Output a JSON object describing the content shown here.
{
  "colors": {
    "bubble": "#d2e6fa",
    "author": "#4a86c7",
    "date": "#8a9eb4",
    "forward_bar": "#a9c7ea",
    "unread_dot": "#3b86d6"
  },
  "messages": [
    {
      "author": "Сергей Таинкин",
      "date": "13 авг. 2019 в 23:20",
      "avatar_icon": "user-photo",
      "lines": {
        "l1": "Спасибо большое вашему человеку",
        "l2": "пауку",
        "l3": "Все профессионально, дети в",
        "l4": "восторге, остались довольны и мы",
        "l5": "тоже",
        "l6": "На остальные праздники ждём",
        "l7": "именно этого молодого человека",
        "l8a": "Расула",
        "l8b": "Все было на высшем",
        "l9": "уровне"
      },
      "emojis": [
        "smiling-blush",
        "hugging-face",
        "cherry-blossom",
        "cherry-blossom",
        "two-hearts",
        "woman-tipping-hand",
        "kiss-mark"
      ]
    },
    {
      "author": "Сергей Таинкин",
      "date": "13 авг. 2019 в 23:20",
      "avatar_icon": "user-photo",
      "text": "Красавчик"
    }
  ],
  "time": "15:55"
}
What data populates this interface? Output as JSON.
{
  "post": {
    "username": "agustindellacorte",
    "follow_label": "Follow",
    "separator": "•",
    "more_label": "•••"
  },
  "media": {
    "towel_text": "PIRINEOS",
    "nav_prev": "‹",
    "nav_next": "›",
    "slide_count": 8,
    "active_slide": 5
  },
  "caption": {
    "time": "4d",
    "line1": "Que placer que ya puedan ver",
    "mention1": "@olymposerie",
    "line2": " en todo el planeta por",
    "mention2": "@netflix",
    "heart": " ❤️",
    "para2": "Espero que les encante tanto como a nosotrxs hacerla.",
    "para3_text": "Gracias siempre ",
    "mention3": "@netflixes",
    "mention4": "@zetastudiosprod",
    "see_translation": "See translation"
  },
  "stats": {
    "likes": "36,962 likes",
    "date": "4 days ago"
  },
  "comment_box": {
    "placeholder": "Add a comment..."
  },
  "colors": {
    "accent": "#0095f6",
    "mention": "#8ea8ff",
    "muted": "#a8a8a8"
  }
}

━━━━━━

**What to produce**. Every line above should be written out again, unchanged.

**Answer for the task**.
Output a JSON object describing the content shown here.
{
  "colors": {
    "bubble": "#d2e6fa",
    "author": "#4a86c7",
    "date": "#8a9eb4",
    "forward_bar": "#a9c7ea",
    "unread_dot": "#3b86d6"
  },
  "messages": [
    {
      "author": "Сергей Таинкин",
      "date": "13 авг. 2019 в 23:20",
      "avatar_icon": "user-photo",
      "lines": {
        "l1": "Спасибо большое вашему человеку",
        "l2": "пауку",
        "l3": "Все профессионально, дети в",
        "l4": "восторге, остались довольны и мы",
        "l5": "тоже",
        "l6": "На остальные праздники ждём",
        "l7": "именно этого молодого человека",
        "l8a": "Расула",
        "l8b": "Все было на высшем",
        "l9": "уровне"
      },
      "emojis": [
        "smiling-blush",
        "hugging-face",
        "cherry-blossom",
        "cherry-blossom",
        "two-hearts",
        "woman-tipping-hand",
        "kiss-mark"
      ]
    },
    {
      "author": "Сергей Таинкин",
      "date": "13 авг. 2019 в 23:20",
      "avatar_icon": "user-photo",
      "text": "Красавчик"
    }
  ],
  "time": "15:55"
}
What data populates this interface? Output as JSON.
{
  "post": {
    "username": "agustindellacorte",
    "follow_label": "Follow",
    "separator": "•",
    "more_label": "•••"
  },
  "media": {
    "towel_text": "PIRINEOS",
    "nav_prev": "‹",
    "nav_next": "›",
    "slide_count": 8,
    "active_slide": 5
  },
  "caption": {
    "time": "4d",
    "line1": "Que placer que ya puedan ver",
    "mention1": "@olymposerie",
    "line2": " en todo el planeta por",
    "mention2": "@netflix",
    "heart": " ❤️",
    "para2": "Espero que les encante tanto como a nosotrxs hacerla.",
    "para3_text": "Gracias siempre ",
    "mention3": "@netflixes",
    "mention4": "@zetastudiosprod",
    "see_translation": "See translation"
  },
  "stats": {
    "likes": "36,962 likes",
    "date": "4 days ago"
  },
  "comment_box": {
    "placeholder": "Add a comment..."
  },
  "colors": {
    "accent": "#0095f6",
    "mention": "#8ea8ff",
    "muted": "#a8a8a8"
  }
}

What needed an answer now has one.